Should Django Migration Files Be Added to .gitignore?

Django migration files track changes made to models and the database structure of a Django project. They allow reverting migrations and help teams stay in sync on a project’s database schema. However, migration files can often clutter version control history. So should they be added to .gitignore? There are good arguments on both sides.

The Case for Excluding Migration Files

There are a few reasons why adding Django migration files like to .gitignore makes sense:

1. Migration Files Can Clutter Commit History

Over the lifespan of a project, hundreds of migration files can accumulate. Tracking each file that often just alters a column or table name can create noisy commit logs. Ignoring migration files keeps the focus on more relevant application code changes in commits.

2. Different Developers Can Generate Conflicting Migrations

For example, suppose Developer A adds a model, then Developer B changes a field on the same model while pulling the first migration. Conflicting migrations that modify the same parts of a schema may occur. Excluding migration files relies on each developer generating fresh migrations in their environment, avoiding such merge conflicts.

In essence, migration files are a developer-specific detail. As long as the application models themselves are version controlled, each developer can rebuild migrations without conflicts.

3. It Encourages Periodically Resetting the Database

Since migration files produce database changes that depend on previous migrations, database schemas can sometimes get out of sync with models in confusing ways over time. Ignoring migration files promotes periodically wiping and rebuilding the production database from scratch via migrations. This cleans up inconsistencies.

So in summary, ignoring migration files like keeps version control leaner on database-related details between developers. It also prompts periodically resetting the database properly with python migrate.

Reasons for Version Controlling Migration Files

However, there are also good counter-arguments for making Django migrations a standard part of version control workflow:

1. Migration Files Provide Reproducibility

Having a sequence of numbered migration files allows reproducing any past database schema version exactly using python migrate <app_name> 0001. This can be important for handling legacy data or reproducing production database issues locally. LosingMigration files means losing this reproducibility.

2. They Provide Team Schema Knowledge

SeeingMigration files helps communicate schema history with a team. For example, if a column was renamed from product_name to product_title, having a RenameColumn migration captures this context plainly. Excluding files result in losing this useful context.

3. Migration Files Prevent Difficult-to-Debug Issues

For example, pulling model changes without corresponding migrations can sometimes corrupt database schemas in subtle ways. Keeping migrations under version control guards against hard-to-troubleshoot problems caused by sync differences between schemas and models.

So in other words, routinely version controllingMigration files helps document database schema history clearly over time for a team, preventing subtle issues that can occur otherwise.

BalancingMigration Files in Version Control

There are good-faith arguments on both sides here. How can a balance be struck, enjoying the main benefits of each approach?

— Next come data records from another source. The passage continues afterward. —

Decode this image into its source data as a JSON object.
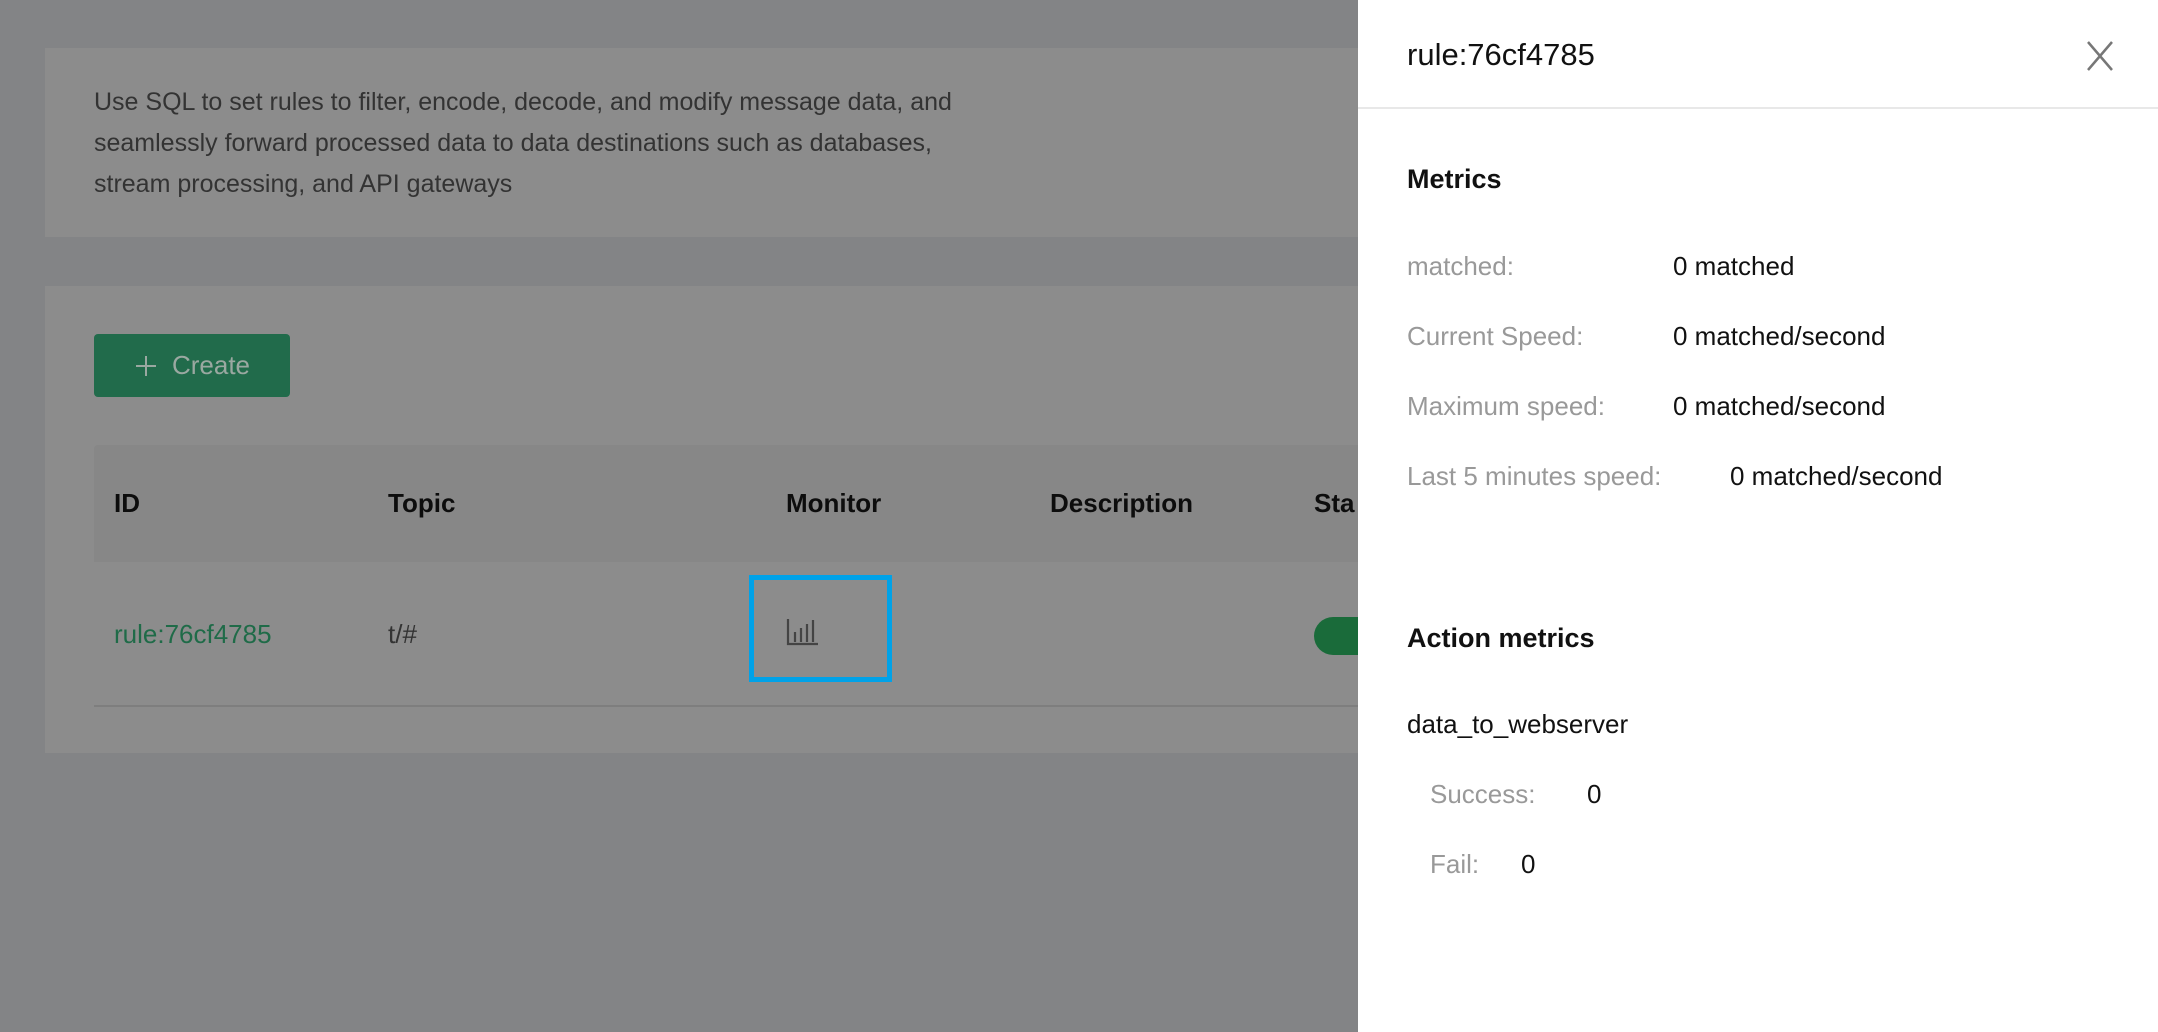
{
  "intro": {
    "description_lines": [
      "Use SQL to set rules to filter, encode, decode, and modify message data, and",
      "seamlessly forward processed data to data destinations such as databases,",
      "stream processing, and API gateways"
    ]
  },
  "toolbar": {
    "create_label": "Create",
    "create_icon": "plus-icon"
  },
  "table": {
    "columns": [
      "ID",
      "Topic",
      "Monitor",
      "Description",
      "Sta"
    ],
    "rows": [
      {
        "id": "rule:76cf4785",
        "topic": "t/#",
        "monitor_icon": "bar-chart-icon",
        "description": "",
        "status_enabled": true
      }
    ]
  },
  "drawer": {
    "title": "rule:76cf4785",
    "metrics_heading": "Metrics",
    "metrics": [
      {
        "label": "matched:",
        "value": "0 matched"
      },
      {
        "label": "Current Speed:",
        "value": "0 matched/second"
      },
      {
        "label": "Maximum speed:",
        "value": "0 matched/second"
      },
      {
        "label": "Last 5 minutes speed:",
        "value": "0 matched/second"
      }
    ],
    "action_metrics_heading": "Action metrics",
    "actions": [
      {
        "name": "data_to_webserver",
        "success_label": "Success:",
        "success": "0",
        "fail_label": "Fail:",
        "fail": "0"
      }
    ]
  },
  "colors": {
    "brand_green": "#34c388",
    "highlight_blue": "#00a2e8",
    "overlay": "#838486"
  }
}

Use .gitignore During Early Development

ExcludingMigration files from version control during early project stages keeps commits focused on application code first. After core models stabilize, migrations can be re-introduced with a fresh start, documenting final schemas in git.

Periodically Generate Fresh Migrations

Even with migrations under source control, periodically wiping the database and re-generating fresh migration files avoids major inconsistencies over time while retaining reproducibility. Think of migrations more as mile markers than permanent history.

ReviewMigration Files in Pull Requests

When reviewing model changes in pull requests, also scan generatedMigration files to check for odd or incorrect alterations. Reviewing migrations this way tests model/schema mapping logic.

Use a Migrations Documentation Tool

Services like Schema Migrations can independently track schema history over time with controls to update production safely. This provides benefits similar to source controlling migrations with more guards.


Django migration files allow smoothly evolving SQL database schemas alongside Django models over time. They provide powerful reproducibility, but can conflict between developers and clutter repositories.

The healthiest practices combine aspects of both philosophies: initially ignore migrations in early development, while reconsidering version controlling them at some point before launch depending on team preferences around reproducibility versus minimal commits. What matters most is that the production database schema tracks the true state of models in the application code. Following these balanced practices helps accomplish this effectively in a team environment.